Drug Enforcement Agency data analyzed by the Herald/Times in July shows that one Walgreens in Port Richey alone received an average 74,706 pills per month. The city’s population is 2,831.
Back then, Walgreens said in a statement that the chain stopped distributing prescription controlled substances in 2014 and that it “has been an industry leader in combating this crisis.”
Overall, the number of opioids that moved through Florida was second only to California. It amounted to an average of 42 pills per Floridian per year from 2006 through 2012.
Drug overdoses are also one of the leading causes of death in the United States, according to the Centers for Disease Control and Prevention, with more than 399,000 deaths caused by opioids, including prescription and illicit opioids from 1999 to 2017.
The opioid epidemic began in the 1990s with the increase of prescribed opioids, according to the center. It eventually opened the gateway to a second and third “wave” of overdose deaths involving heroin and synthetic opioids, particularly fentanyl.
In 2017 alone, over 70,000 people died from overdosing, with 68 percent of those deaths involving a prescription or illegal opioid. On average, 130 Americans die every day from an opioid overdose, according to the center.
What happens next?
The Miami-Dade County School Board is seeking an unspecified amount of damages, which is usual for cases like this, said Daryl Jones, an attorney who is serving as a district liaison in the lawsuit.
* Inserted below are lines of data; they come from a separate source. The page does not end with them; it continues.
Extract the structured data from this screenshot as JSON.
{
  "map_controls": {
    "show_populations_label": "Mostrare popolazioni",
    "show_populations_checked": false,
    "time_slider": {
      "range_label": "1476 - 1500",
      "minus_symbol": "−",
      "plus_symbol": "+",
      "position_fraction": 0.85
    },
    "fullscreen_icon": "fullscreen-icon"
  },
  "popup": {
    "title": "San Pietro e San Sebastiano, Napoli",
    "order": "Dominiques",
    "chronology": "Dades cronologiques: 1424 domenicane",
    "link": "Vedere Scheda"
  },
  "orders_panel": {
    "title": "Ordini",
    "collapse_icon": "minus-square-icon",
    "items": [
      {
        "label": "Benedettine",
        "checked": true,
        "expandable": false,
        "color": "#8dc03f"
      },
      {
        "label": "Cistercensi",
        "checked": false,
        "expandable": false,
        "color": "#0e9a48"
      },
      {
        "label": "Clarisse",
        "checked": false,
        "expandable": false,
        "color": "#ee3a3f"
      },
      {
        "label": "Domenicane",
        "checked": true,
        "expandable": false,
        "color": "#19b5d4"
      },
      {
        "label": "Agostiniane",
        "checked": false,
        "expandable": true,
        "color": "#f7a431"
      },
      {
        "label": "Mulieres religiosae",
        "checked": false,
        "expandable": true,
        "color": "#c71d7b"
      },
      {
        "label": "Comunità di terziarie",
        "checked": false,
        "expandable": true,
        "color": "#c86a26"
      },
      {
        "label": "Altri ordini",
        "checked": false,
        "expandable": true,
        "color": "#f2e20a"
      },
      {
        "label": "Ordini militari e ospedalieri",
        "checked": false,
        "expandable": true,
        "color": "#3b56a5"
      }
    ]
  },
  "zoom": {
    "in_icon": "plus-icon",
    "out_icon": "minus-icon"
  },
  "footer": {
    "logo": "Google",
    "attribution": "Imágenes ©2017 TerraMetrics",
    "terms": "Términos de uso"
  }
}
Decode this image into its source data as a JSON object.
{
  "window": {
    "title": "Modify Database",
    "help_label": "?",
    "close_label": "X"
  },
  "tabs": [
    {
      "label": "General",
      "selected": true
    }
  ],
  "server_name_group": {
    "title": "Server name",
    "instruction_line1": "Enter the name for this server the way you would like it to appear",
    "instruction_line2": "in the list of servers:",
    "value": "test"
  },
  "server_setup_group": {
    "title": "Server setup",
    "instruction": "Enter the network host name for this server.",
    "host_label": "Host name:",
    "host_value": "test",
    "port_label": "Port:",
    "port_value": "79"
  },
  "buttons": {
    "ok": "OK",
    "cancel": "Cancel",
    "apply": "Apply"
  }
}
The companies are reportedly trying to settle the lawsuits through settlements and some are already in the process like Johnson & Johnson and its Janssen Pharmaceutical Companies, which is named in the lawsuits.
The company said in a statement this week that it had reached a $20.4 million deal with two Ohio counties “to avoid the resource demands and uncertainty of a trial.”
It still has the rest of the other opioid litigation’s to contend with.
The settlement makes it the fourth drugmaker to reach a deal ahead of the trial, which is slated to begin later this month in federal court in Cleveland, according to the Wall Street Journal. The trial is considered a bellweather for the thousands of opioid-related lawsuits that states and municipalities have filed against the companies.
Purdue Pharma’s filing for Chapter 11 bankruptcy last month would freeze the lawsuits against it and likely shift them into bankruptcy court, according to STAT, a health and medical website produced by Boston Globe Media. But, some state attorney generals said they would continue to seek additional damages from the company and members of the Sackler family, who control Purdue.
Jones said the multidistrict litigation is being described a the “largest lawsuit of its kind” in the world and everyone, he said, is asking the same question.
How will it be resolved?
“It is the million-dollar question, and people all over country are asking it,” said Maryland’s Attorney General Brian Frosh, who has joined most state attorneys general in taking civil action, according to The Baltimore Sun. “The crisis has been nationwide and the lawsuits so far-flung that it’s very difficult to figure out how to resolve them in one fell swoop.”